> **Information**
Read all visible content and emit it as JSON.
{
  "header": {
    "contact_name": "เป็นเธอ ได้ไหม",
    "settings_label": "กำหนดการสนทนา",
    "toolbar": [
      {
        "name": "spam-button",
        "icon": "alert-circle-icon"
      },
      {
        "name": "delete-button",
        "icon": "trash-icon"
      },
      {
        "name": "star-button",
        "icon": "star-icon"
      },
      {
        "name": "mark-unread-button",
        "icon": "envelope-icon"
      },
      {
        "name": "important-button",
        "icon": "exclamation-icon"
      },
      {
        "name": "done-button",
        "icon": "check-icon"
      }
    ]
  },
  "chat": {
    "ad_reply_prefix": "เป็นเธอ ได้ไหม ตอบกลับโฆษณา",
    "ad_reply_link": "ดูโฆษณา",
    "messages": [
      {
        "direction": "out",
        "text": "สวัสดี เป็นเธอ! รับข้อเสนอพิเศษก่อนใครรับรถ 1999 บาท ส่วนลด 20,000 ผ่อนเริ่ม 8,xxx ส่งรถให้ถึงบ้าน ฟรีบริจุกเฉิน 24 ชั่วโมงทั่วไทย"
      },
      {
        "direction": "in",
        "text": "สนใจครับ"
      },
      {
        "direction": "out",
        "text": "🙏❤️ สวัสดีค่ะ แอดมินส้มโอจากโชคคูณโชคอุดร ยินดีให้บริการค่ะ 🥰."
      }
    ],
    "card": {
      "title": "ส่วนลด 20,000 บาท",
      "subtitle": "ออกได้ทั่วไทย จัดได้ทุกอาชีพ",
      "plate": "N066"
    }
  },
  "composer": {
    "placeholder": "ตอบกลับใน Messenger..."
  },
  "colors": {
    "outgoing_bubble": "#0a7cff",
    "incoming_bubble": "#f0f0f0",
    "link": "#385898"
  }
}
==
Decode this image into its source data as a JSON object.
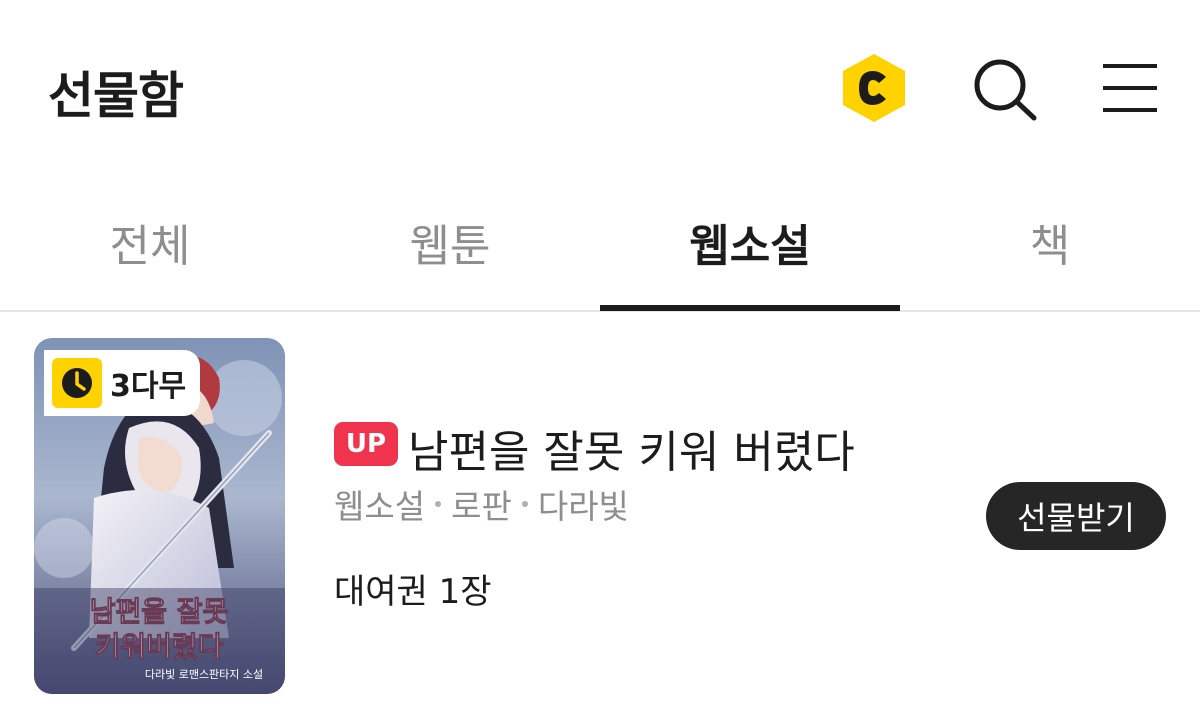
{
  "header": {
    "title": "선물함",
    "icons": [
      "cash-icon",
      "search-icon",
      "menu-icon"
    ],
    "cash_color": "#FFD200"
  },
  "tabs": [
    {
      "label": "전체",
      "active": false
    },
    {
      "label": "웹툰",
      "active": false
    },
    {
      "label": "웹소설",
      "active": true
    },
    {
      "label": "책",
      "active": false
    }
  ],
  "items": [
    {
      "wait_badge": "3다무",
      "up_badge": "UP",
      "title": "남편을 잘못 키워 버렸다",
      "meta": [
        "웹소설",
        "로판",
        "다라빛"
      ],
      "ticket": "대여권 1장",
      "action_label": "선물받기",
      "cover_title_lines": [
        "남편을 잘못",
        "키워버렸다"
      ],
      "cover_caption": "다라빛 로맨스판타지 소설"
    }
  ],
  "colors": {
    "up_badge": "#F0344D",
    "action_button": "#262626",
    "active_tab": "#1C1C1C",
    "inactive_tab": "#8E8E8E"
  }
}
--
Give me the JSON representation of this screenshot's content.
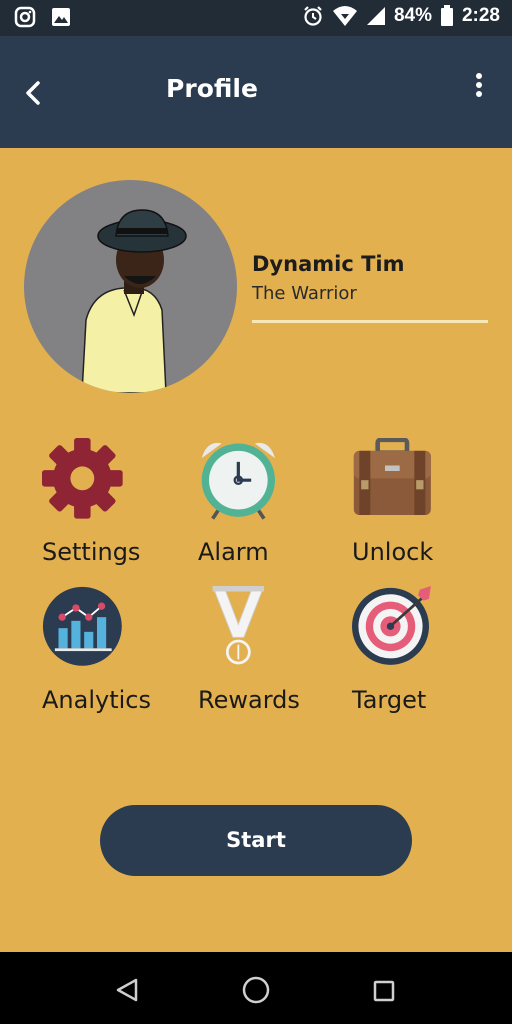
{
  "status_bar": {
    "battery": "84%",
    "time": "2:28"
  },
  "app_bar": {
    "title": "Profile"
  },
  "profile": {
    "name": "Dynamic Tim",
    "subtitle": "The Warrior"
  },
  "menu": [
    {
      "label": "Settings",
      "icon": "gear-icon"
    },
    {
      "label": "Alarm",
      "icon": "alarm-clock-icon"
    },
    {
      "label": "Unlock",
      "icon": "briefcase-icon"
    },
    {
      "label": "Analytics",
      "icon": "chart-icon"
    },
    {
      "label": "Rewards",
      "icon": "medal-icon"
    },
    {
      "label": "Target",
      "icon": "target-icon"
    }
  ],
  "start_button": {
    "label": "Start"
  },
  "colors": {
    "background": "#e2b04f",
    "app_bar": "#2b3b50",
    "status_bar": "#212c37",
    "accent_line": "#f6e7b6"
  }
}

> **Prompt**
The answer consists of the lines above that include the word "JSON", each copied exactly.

> **Final answer**
Read all visible content and emit it as JSON.
Decode this image into its source data as a JSON object.
Give me the JSON representation of this screenshot's content.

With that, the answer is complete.